Former Japanese Prime Minister Shinzo Abe won’t be charged over allegations his political funding group illegally subsidized parties for hundreds of voters in a case casting a shadow over the current premier.
Tokyo prosecutors in a statement Thursday said that one of the former premier’s aides has been summarily indicted — a move that could lead to a fine of up to about $10,000 — for failing to record financial details relating to the use of the funds.
The scandal over the gatherings held at a Tokyo hotel the night before an annual publicly funded cherry blossom viewing party has tarnished the image of current Prime Minister Yoshihide Suga, who served as Abe’s right-hand man throughout his record term of almost eight consecutive years in office.
With less than a year to go before the next election must be called, Suga, who defended Abe over the allegations, has seen his support slump due to the scandal and diminishing public confidence over his handling of the pandemic.
Voter support tumbled to 39% in a December survey by the Asahi newspaper, compared with 56% a month earlier.
Abe, who stepped down in September for health reasons, has repeatedly denied any wrongdoing over the gatherings. He may be summoned to parliament Friday to face questions over the issue, Kyodo news said. Staff at Abe’s office declined to comment on the matter.
Toward the end of 2019, then premier Abe faced stiff questioning in parliament from opposition members over the blossom parties. Kyodo and other Japanese media outlets reported that Abe submitted to voluntary questioning by prosecutors Monday.

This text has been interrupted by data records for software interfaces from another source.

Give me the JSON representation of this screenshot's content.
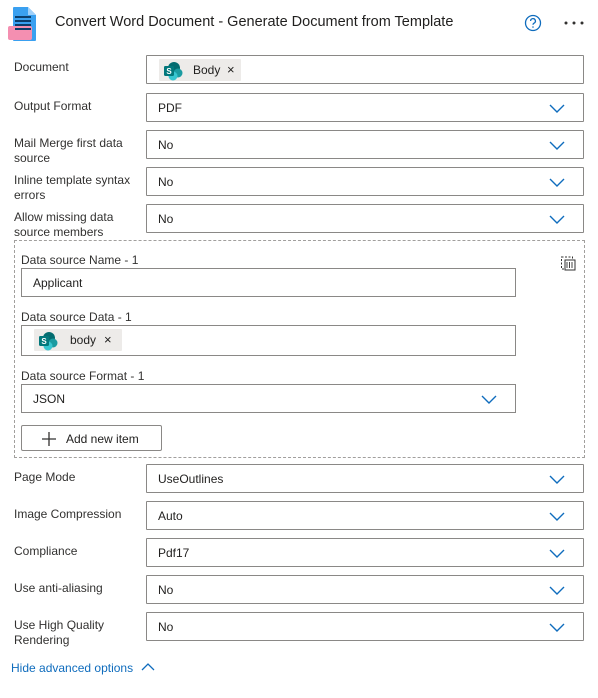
{
  "header": {
    "title": "Convert Word Document - Generate Document from Template",
    "icon": "word-document-icon",
    "help_icon": "help-circle-icon",
    "more_icon": "more-horizontal-icon"
  },
  "fields": {
    "document": {
      "label": "Document",
      "token": {
        "text": "Body",
        "icon": "sharepoint-icon"
      }
    },
    "output_format": {
      "label": "Output Format",
      "value": "PDF"
    },
    "mail_merge": {
      "label": "Mail Merge first data source",
      "value": "No"
    },
    "inline_template": {
      "label": "Inline template syntax errors",
      "value": "No"
    },
    "allow_missing": {
      "label": "Allow missing data source members",
      "value": "No"
    },
    "page_mode": {
      "label": "Page Mode",
      "value": "UseOutlines"
    },
    "image_compression": {
      "label": "Image Compression",
      "value": "Auto"
    },
    "compliance": {
      "label": "Compliance",
      "value": "Pdf17"
    },
    "anti_aliasing": {
      "label": "Use anti-aliasing",
      "value": "No"
    },
    "high_quality": {
      "label": "Use High Quality Rendering",
      "value": "No"
    }
  },
  "data_source": {
    "name_label": "Data source Name - 1",
    "name_value": "Applicant",
    "data_label": "Data source Data - 1",
    "data_token": {
      "text": "body",
      "icon": "sharepoint-icon"
    },
    "format_label": "Data source Format - 1",
    "format_value": "JSON",
    "add_button": "Add new item",
    "delete_icon": "delete-item-icon"
  },
  "footer": {
    "toggle_link": "Hide advanced options"
  },
  "colors": {
    "accent": "#0f6cbd",
    "border": "#8a8886",
    "token_bg": "#edebe9",
    "sharepoint": "#038387"
  }
}
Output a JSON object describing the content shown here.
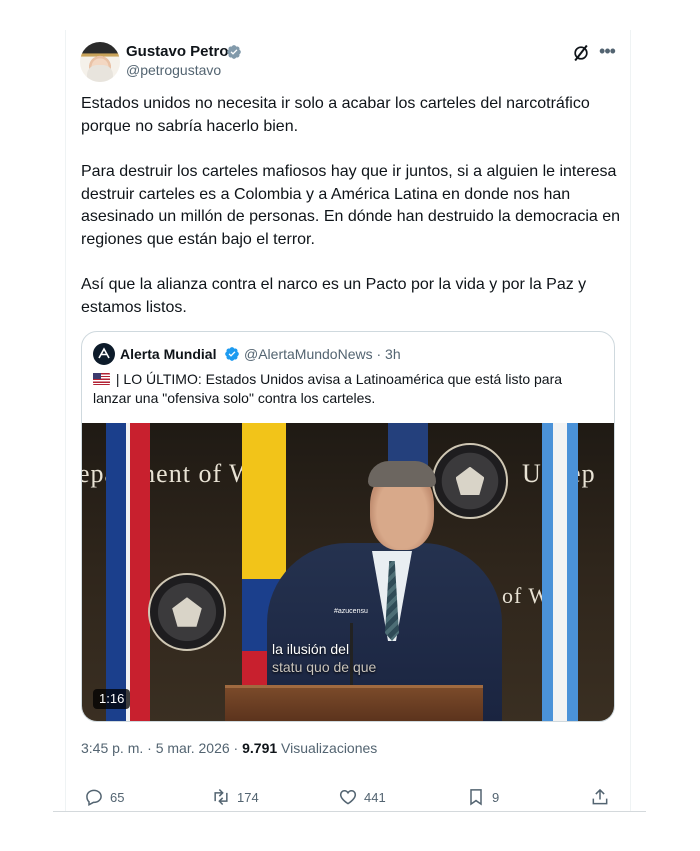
{
  "tweet": {
    "author_name": "Gustavo Petro",
    "author_handle": "@petrogustavo",
    "paragraphs": [
      "Estados unidos no necesita ir solo a acabar los carteles del narcotráfico porque no sabría hacerlo bien.",
      "Para destruir los carteles mafiosos hay que ir juntos, si a alguien le interesa destruir carteles es a Colombia y a América Latina en donde nos han asesinado un millón de personas. En dónde han destruido la democracia en regiones que están bajo el terror.",
      "Así que la alianza contra el narco es un Pacto por la vida y por la Paz y estamos listos."
    ],
    "time": "3:45 p. m.",
    "separator": "·",
    "date": "5 mar. 2026",
    "views_count": "9.791",
    "views_label": "Visualizaciones"
  },
  "quote": {
    "author_name": "Alerta Mundial",
    "author_handle": "@AlertaMundoNews",
    "age": "· 3h",
    "text": "| LO ÚLTIMO: Estados Unidos avisa a Latinoamérica que está listo para lanzar una \"ofensiva solo\" contra los carteles.",
    "video": {
      "wall_text_left": "epartment of War",
      "wall_text_right": "U Dep",
      "wall_text_small": "of W",
      "tag": "#azucensu",
      "caption_line1": "la ilusión del",
      "caption_line2": "statu quo de que",
      "duration": "1:16"
    }
  },
  "actions": {
    "replies": "65",
    "reposts": "174",
    "likes": "441",
    "bookmarks": "9"
  },
  "icons": [
    "verified-badge-icon",
    "grok-icon",
    "more-icon",
    "reply-icon",
    "repost-icon",
    "like-icon",
    "bookmark-icon",
    "share-icon"
  ],
  "colors": {
    "text": "#0f1419",
    "secondary": "#536471",
    "verified": "#1d9bf0",
    "border": "#cfd9de"
  }
}
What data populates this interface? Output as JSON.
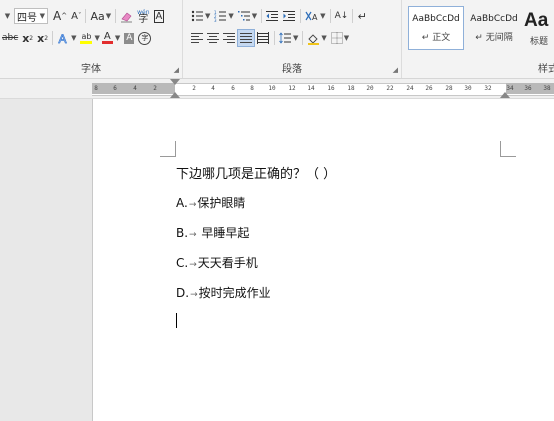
{
  "ribbon": {
    "font": {
      "size_value": "四号",
      "grow_label": "A",
      "shrink_label": "A",
      "case_label": "Aa",
      "phonetic_label": "wén",
      "phonetic_char": "字",
      "border_char": "A",
      "abc_label": "abc",
      "sub_label": "x",
      "sub_mark": "2",
      "sup_label": "x",
      "sup_mark": "2",
      "highlight_label": "ab",
      "fontcolor_label": "A",
      "shading_char": "A",
      "circle_char": "字",
      "group_label": "字体"
    },
    "paragraph": {
      "sort_label": "A↓",
      "group_label": "段落"
    },
    "styles": {
      "items": [
        {
          "sample": "AaBbCcDd",
          "name": "↵ 正文"
        },
        {
          "sample": "AaBbCcDd",
          "name": "↵ 无间隔"
        },
        {
          "sample": "Aa",
          "name": "标题"
        }
      ],
      "group_label": "样式"
    }
  },
  "ruler": {
    "left_numbers": [
      "8",
      "6",
      "4",
      "2"
    ],
    "right_numbers": [
      "2",
      "4",
      "6",
      "8",
      "10",
      "12",
      "14",
      "16",
      "18",
      "20",
      "22",
      "24",
      "26",
      "28",
      "30",
      "32",
      "34",
      "36",
      "38"
    ]
  },
  "document": {
    "question": "下边哪几项是正确的？（    ）",
    "options": [
      {
        "letter": "A.",
        "text": "保护眼睛"
      },
      {
        "letter": "B.",
        "text": " 早睡早起"
      },
      {
        "letter": "C.",
        "text": "天天看手机"
      },
      {
        "letter": "D.",
        "text": "按时完成作业"
      }
    ],
    "arrow_symbol": "→"
  }
}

While it is highly unusual for a former Japanese prime minister to be convicted of a crime, Kakuei Tanaka was convicted on bribery charges in the Lockheed case in 1983. The former premier received a prison sentence, but died while his case was still on appeal.